But even with supportive weather, not to mention a bullish 182 Bcf storage withdrawal reported by the Energy Information Administration Thursday, the technical picture for natural gas shifted after January broke below long-standing support around $2.750.
NatGasWeather.com said how long the cold sticks around in the new year could determine how the market responds following the Christmas break.
"Essentially, the onus is clearly on cold lasting after Jan. 4 when considering the Arctic blasts expected prior to then failed to rally this market," the firm said. "Why prices sold off so strongly in spite of this cold pattern can only be explained fundamentally by record production.

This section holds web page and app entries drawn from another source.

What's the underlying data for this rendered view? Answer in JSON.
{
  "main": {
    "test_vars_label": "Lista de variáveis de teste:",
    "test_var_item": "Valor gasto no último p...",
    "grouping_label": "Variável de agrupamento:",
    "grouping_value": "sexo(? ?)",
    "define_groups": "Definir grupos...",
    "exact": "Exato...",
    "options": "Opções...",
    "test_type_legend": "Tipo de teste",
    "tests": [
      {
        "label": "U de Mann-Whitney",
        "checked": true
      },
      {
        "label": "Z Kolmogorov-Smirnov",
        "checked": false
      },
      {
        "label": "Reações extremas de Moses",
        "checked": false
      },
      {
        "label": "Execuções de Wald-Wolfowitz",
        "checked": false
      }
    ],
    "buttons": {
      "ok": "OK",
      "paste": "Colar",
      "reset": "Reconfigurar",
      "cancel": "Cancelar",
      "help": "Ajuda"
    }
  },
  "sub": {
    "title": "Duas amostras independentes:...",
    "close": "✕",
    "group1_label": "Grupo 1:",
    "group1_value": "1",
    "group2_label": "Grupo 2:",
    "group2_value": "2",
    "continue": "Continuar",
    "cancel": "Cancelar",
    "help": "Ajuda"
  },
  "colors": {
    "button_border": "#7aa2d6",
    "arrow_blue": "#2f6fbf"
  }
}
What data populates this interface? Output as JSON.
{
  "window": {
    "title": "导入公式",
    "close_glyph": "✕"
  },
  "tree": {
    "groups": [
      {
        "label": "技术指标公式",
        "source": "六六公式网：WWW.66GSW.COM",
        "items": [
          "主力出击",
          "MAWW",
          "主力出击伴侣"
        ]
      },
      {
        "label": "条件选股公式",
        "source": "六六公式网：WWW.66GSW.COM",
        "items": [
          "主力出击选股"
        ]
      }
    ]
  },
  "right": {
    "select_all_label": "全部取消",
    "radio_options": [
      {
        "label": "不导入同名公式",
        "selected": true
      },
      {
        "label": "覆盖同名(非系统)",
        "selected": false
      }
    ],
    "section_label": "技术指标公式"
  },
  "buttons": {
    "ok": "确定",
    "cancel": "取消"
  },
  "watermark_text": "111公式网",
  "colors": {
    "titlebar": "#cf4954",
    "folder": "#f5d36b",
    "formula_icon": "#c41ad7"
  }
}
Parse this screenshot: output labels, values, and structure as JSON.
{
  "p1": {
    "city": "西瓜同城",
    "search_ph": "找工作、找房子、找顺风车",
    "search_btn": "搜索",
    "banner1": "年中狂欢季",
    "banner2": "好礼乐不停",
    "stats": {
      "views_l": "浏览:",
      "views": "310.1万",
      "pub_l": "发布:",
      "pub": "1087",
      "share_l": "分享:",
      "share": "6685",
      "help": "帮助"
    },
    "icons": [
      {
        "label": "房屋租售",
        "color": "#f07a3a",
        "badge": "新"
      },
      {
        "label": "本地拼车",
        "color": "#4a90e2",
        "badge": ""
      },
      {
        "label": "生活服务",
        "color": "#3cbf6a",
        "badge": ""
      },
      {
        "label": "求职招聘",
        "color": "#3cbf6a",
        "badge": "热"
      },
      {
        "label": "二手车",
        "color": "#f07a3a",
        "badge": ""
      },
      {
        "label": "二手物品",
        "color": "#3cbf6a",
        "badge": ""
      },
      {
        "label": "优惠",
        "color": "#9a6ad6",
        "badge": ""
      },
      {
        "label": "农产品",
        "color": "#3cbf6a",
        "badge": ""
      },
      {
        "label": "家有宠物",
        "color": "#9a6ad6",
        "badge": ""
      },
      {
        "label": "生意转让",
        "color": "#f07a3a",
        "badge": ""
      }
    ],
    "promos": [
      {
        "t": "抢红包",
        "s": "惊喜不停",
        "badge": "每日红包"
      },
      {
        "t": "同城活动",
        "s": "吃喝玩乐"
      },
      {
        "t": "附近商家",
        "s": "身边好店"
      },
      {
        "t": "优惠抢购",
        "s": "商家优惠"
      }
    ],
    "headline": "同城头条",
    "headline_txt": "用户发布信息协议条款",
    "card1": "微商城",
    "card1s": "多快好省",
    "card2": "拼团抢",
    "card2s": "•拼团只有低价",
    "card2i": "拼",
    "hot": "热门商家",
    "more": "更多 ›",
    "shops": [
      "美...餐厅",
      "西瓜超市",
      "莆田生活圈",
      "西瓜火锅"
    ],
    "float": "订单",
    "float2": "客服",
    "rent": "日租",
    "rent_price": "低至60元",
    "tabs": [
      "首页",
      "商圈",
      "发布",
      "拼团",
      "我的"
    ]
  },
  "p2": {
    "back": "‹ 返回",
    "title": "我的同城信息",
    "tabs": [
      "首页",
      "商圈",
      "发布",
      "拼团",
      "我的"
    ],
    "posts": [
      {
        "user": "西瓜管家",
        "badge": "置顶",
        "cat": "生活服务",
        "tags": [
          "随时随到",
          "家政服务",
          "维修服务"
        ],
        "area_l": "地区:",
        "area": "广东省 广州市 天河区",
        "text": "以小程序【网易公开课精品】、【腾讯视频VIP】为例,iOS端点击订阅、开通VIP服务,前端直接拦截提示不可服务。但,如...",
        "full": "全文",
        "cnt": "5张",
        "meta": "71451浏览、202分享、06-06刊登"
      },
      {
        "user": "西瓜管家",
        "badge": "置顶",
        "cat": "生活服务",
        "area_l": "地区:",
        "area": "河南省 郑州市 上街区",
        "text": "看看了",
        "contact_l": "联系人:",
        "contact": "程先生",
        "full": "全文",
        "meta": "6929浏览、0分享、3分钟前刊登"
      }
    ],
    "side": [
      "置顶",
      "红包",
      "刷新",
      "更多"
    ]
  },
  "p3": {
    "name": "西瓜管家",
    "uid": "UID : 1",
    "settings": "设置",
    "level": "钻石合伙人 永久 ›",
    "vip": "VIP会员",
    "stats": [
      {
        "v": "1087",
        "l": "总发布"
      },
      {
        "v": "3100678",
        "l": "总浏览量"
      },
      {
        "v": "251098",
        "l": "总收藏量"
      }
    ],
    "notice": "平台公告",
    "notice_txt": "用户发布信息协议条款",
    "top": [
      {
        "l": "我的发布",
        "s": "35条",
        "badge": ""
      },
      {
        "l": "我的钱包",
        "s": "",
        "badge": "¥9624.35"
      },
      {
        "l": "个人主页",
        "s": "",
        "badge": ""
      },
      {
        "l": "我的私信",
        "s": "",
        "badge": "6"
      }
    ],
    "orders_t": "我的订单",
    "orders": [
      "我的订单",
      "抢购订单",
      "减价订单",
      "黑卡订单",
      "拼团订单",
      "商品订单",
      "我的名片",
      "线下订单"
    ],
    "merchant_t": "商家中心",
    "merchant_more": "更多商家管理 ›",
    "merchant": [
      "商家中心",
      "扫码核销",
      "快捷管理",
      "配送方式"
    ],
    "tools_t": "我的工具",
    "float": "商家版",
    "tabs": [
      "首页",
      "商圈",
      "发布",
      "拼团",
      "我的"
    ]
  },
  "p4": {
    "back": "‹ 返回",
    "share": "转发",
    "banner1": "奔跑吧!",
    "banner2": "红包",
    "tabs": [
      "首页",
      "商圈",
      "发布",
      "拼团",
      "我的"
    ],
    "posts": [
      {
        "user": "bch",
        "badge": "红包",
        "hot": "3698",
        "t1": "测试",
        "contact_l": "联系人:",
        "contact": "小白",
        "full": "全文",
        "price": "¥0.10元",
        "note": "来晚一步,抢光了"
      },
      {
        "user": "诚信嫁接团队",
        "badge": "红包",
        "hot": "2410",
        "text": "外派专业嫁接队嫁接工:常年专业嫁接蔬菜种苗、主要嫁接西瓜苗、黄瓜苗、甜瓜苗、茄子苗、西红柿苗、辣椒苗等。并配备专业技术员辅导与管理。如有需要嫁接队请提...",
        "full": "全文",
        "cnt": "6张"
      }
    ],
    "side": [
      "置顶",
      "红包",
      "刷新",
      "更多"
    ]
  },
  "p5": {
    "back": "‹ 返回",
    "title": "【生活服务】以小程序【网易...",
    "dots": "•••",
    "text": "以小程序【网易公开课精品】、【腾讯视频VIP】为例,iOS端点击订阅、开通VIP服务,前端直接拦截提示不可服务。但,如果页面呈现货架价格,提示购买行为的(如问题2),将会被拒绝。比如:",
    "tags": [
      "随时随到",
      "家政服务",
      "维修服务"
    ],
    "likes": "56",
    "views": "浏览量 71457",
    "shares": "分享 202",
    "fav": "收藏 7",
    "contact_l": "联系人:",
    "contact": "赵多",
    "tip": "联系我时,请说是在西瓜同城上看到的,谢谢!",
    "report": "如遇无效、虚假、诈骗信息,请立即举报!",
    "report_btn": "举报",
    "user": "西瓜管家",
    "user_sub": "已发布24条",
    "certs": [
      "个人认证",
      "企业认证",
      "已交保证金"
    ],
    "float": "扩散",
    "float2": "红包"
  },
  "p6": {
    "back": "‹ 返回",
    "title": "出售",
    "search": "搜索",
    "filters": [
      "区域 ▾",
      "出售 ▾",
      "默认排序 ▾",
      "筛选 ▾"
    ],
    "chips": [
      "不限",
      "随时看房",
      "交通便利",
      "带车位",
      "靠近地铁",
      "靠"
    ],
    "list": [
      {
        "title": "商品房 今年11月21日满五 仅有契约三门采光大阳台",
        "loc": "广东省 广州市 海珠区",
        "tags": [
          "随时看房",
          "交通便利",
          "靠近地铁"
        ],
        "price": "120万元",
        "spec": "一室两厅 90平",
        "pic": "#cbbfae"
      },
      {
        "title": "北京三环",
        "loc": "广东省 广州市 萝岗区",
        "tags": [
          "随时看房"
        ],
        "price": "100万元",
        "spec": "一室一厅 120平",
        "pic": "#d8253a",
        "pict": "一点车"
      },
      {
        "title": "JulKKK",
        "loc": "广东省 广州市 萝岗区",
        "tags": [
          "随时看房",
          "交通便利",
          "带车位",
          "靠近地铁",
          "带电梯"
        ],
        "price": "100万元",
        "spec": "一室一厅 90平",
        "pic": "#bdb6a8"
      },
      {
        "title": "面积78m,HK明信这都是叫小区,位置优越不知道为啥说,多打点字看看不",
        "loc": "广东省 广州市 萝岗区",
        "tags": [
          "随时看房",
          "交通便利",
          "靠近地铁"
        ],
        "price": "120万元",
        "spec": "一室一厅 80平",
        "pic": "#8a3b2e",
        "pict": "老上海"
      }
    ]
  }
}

"Therefore, it is quite difficult to know how the markets open after the break since cold weather patterns don't seem to matter one bit to whatever entities were doing all the selling this week."
U.S. drillers tacked on another natural gas-directed rig ahead of the holiday, according to data released Friday by Baker Hughes Inc. (BHI). After netting one rig overall, the United States ended the week with 184 natural gas units, up from 129 running a year ago.

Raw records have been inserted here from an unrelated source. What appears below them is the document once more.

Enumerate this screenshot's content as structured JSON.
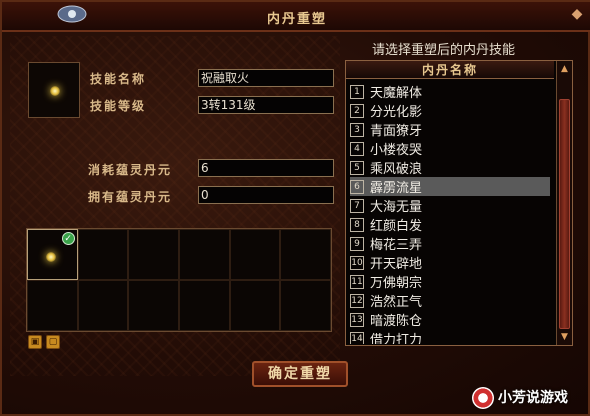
{
  "window": {
    "title": "内丹重塑",
    "close_label": "◆"
  },
  "skill": {
    "name_label": "技能名称",
    "name_value": "祝融取火",
    "level_label": "技能等级",
    "level_value": "3转131级"
  },
  "spirit": {
    "consume_label": "消耗蕴灵丹元",
    "consume_value": "6",
    "owned_label": "拥有蕴灵丹元",
    "owned_value": "0"
  },
  "inventory": {
    "slots": 12,
    "first_slot_checked": true
  },
  "actions": {
    "confirm_label": "确定重塑"
  },
  "list": {
    "prompt": "请选择重塑后的内丹技能",
    "header": "内丹名称",
    "selected_index": 5,
    "items": [
      {
        "num": "1",
        "name": "天魔解体"
      },
      {
        "num": "2",
        "name": "分光化影"
      },
      {
        "num": "3",
        "name": "青面獠牙"
      },
      {
        "num": "4",
        "name": "小楼夜哭"
      },
      {
        "num": "5",
        "name": "乘风破浪"
      },
      {
        "num": "6",
        "name": "霹雳流星"
      },
      {
        "num": "7",
        "name": "大海无量"
      },
      {
        "num": "8",
        "name": "红颜白发"
      },
      {
        "num": "9",
        "name": "梅花三弄"
      },
      {
        "num": "10",
        "name": "开天辟地"
      },
      {
        "num": "11",
        "name": "万佛朝宗"
      },
      {
        "num": "12",
        "name": "浩然正气"
      },
      {
        "num": "13",
        "name": "暗渡陈仓"
      },
      {
        "num": "14",
        "name": "借力打力"
      }
    ]
  },
  "watermark": {
    "text": "小芳说游戏"
  },
  "colors": {
    "frame": "#5a2a14",
    "accent": "#e8c890",
    "selected": "#5a5a5a"
  }
}
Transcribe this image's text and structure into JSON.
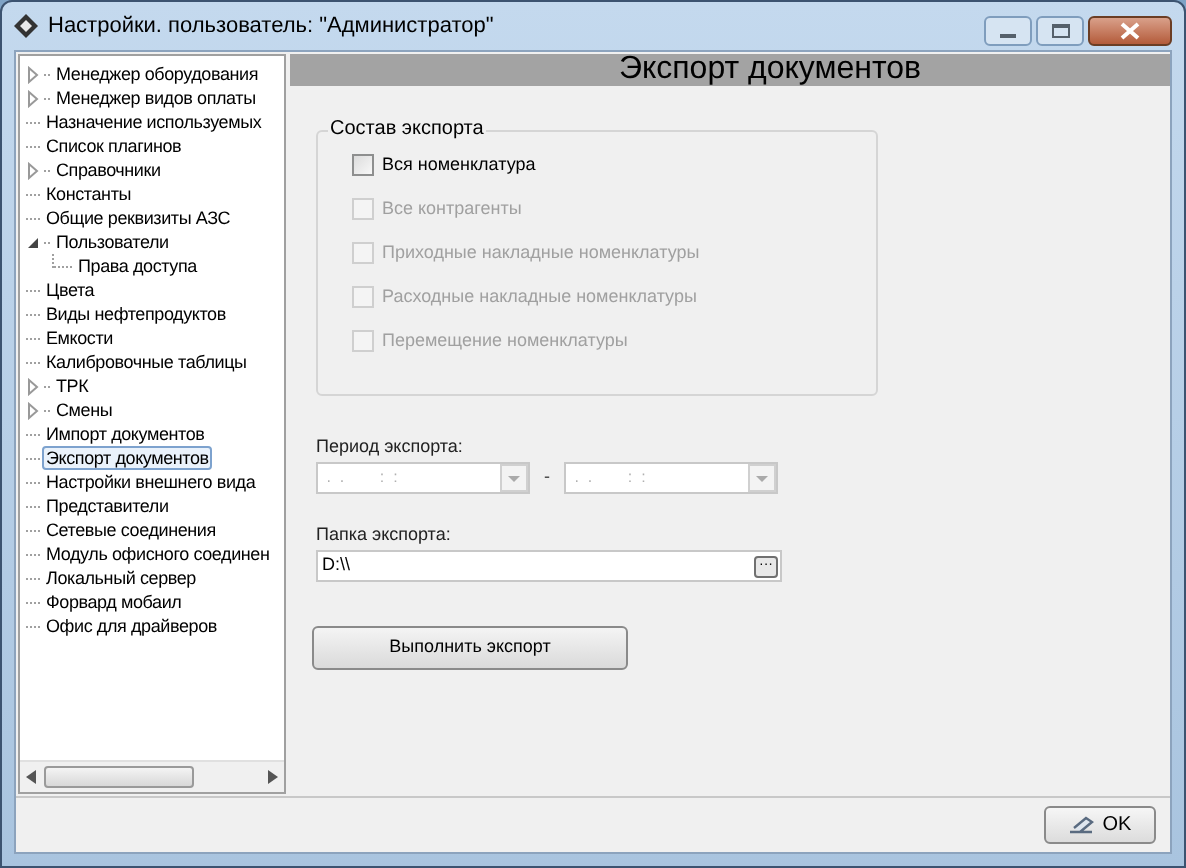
{
  "window": {
    "title": "Настройки. пользователь: \"Администратор\""
  },
  "tree": {
    "items": [
      {
        "label": "Менеджер оборудования",
        "kind": "branch",
        "expanded": false,
        "selected": false
      },
      {
        "label": "Менеджер видов оплаты",
        "kind": "branch",
        "expanded": false,
        "selected": false
      },
      {
        "label": "Назначение используемых",
        "kind": "leaf",
        "selected": false
      },
      {
        "label": "Список плагинов",
        "kind": "leaf",
        "selected": false
      },
      {
        "label": "Справочники",
        "kind": "branch",
        "expanded": false,
        "selected": false
      },
      {
        "label": "Константы",
        "kind": "leaf",
        "selected": false
      },
      {
        "label": "Общие реквизиты АЗС",
        "kind": "leaf",
        "selected": false
      },
      {
        "label": "Пользователи",
        "kind": "branch",
        "expanded": true,
        "selected": false,
        "children": [
          {
            "label": "Права доступа",
            "kind": "leaf",
            "selected": false
          }
        ]
      },
      {
        "label": "Цвета",
        "kind": "leaf",
        "selected": false
      },
      {
        "label": "Виды нефтепродуктов",
        "kind": "leaf",
        "selected": false
      },
      {
        "label": "Емкости",
        "kind": "leaf",
        "selected": false
      },
      {
        "label": "Калибровочные таблицы",
        "kind": "leaf",
        "selected": false
      },
      {
        "label": "ТРК",
        "kind": "branch",
        "expanded": false,
        "selected": false
      },
      {
        "label": "Смены",
        "kind": "branch",
        "expanded": false,
        "selected": false
      },
      {
        "label": "Импорт документов",
        "kind": "leaf",
        "selected": false
      },
      {
        "label": "Экспорт документов",
        "kind": "leaf",
        "selected": true
      },
      {
        "label": "Настройки внешнего вида",
        "kind": "leaf",
        "selected": false
      },
      {
        "label": "Представители",
        "kind": "leaf",
        "selected": false
      },
      {
        "label": "Сетевые соединения",
        "kind": "leaf",
        "selected": false
      },
      {
        "label": "Модуль офисного соединен",
        "kind": "leaf",
        "selected": false
      },
      {
        "label": "Локальный сервер",
        "kind": "leaf",
        "selected": false
      },
      {
        "label": "Форвард мобаил",
        "kind": "leaf",
        "selected": false
      },
      {
        "label": "Офис для драйверов",
        "kind": "leaf",
        "selected": false
      }
    ]
  },
  "panel": {
    "title": "Экспорт документов",
    "group": {
      "title": "Состав экспорта",
      "checkboxes": [
        {
          "label": "Вся номенклатура",
          "checked": false,
          "disabled": false
        },
        {
          "label": "Все контрагенты",
          "checked": false,
          "disabled": true
        },
        {
          "label": "Приходные накладные номенклатуры",
          "checked": false,
          "disabled": true
        },
        {
          "label": "Расходные накладные номенклатуры",
          "checked": false,
          "disabled": true
        },
        {
          "label": "Перемещение номенклатуры",
          "checked": false,
          "disabled": true
        }
      ]
    },
    "period": {
      "label": "Период экспорта:",
      "from": " .  .        :  :",
      "separator": "-",
      "to": " .  .        :  :"
    },
    "folder": {
      "label": "Папка экспорта:",
      "value": "D:\\\\",
      "browse": "···"
    },
    "run_button": "Выполнить экспорт"
  },
  "footer": {
    "ok_button": "OK"
  }
}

Earlier in the week, EIA released its Drilling Productivity Report, predicting that the Marcellus and Utica shales will lead gas production growth in January, averaging an estimated 26.37 Bcf/d, up from 26.03 Bcf/d in December.
Meanwhile, the Ohio Department of Natural Resources released data recently showing Utica Shale producers grew their output 27.5% year/year and 18.5% sequentially during the third quarter.

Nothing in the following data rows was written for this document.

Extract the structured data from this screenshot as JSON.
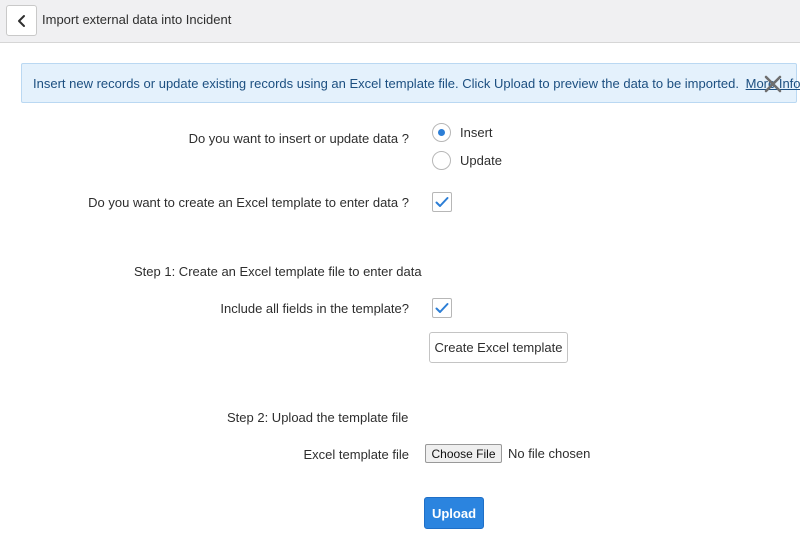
{
  "header": {
    "title": "Import external data into Incident",
    "back_icon": "chevron-left-icon"
  },
  "banner": {
    "text": "Insert new records or update existing records using an Excel template file. Click Upload to preview the data to be imported.",
    "link": "More Info",
    "close_icon": "close-icon"
  },
  "form": {
    "insert_update_question": "Do you want to insert or update data ?",
    "options": [
      {
        "label": "Insert",
        "selected": true
      },
      {
        "label": "Update",
        "selected": false
      }
    ],
    "create_template_question": "Do you want to create an Excel template to enter data ?",
    "create_template_checked": true,
    "step1_label": "Step   1:  Create an Excel template file to enter data",
    "include_all_fields_label": "Include all fields in the template?",
    "include_all_fields_checked": true,
    "create_template_button": "Create Excel template",
    "step2_label": "Step   2:   Upload the template file",
    "template_file_label": "Excel template file",
    "choose_file_button": "Choose File",
    "file_status": "No file chosen",
    "upload_button": "Upload"
  },
  "colors": {
    "accent": "#2b84df",
    "banner_bg": "#e4f1fc",
    "banner_text": "#1c4f80",
    "check": "#2c7ed6"
  }
}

PointLogic Energy's data showed Northeast production approaching 27 Bcf/d for Friday and averaging around 26.7 Bcf/d month-to-date.
As of Friday, the combined Marcellus/Utica rig count stood at 75, up from 59 a year ago, according to BHI.
In the spot market Friday, cold temperatures were expected to begin pouring into the northern United States and Midwest over the long weekend, enough to lift prices for multi-day deals.
The Midwest Regional Average climbed 10 cents to $2.66, helped along by double digit gains at points like Chicago Citygate and Joliet.
MDA was expecting temperatures in Chicago and Cincinnati to drop to below-normal levels -- including lows in the teens and 20s -- by Monday.
In the Midcontinent, prices at Northern Natural Demarcation jumped 13 cents to $2.64. The pipeline put out a safe operating limit alert to customers across all zones for the Dec. 25 and Dec. 26 gas days, citing "lower than normal system-weighted temperatures."
In the Southeast and Mid-Atlantic, Genscape Inc. was forecasting demand to ramp up to 18.82 Bcf by Christmas Day, up from a prior seven-day average of 16.1 Bcf/d, and spot prices firmed throughout the region. Transco Zone 5 surged 69 cents to $3.27, while Transco Zone 4 climbed 7 cents to $2.62.
AccuWeather on Friday called for lows in Boston to dip into the 20s Sunday and Monday before potentially reaching the teens by Tuesday.
New England pipeline operators were bracing for weather-driven constraints. Iroquois Gas Transmission put out a notice Friday that customers would be required "to adhere to their scheduled volumes" beginning with Saturday's gas day and continuing through Jan. 2. Tennessee Gas Pipeline expanded an operational flow order (OFO) to include all of its Zones 4, 5 and 6 beginning with Tuesday's gas day. An OFO issued earlier in the month remained in effect for Algonquin Gas Transmission.
Out West, prices at SoCal Border Average -- along with prices in the Arizona/Nevada region -- pulled back after big gains the last two days.
Southern California Gas (SoCalGas) notified customers Friday that its Line 4000 Maintenance -- expected to restore capacity through the utility's Needles receipt point along the California/Arizona border -- was complete. As a result, SoCalGas will be able to receive 870 MMcf/d through its Northern Zone, including the restoration of 270 MMcf/d of capacity through Needles, according to the utility.
SoCal Border Average fell $1.11 to $3.22.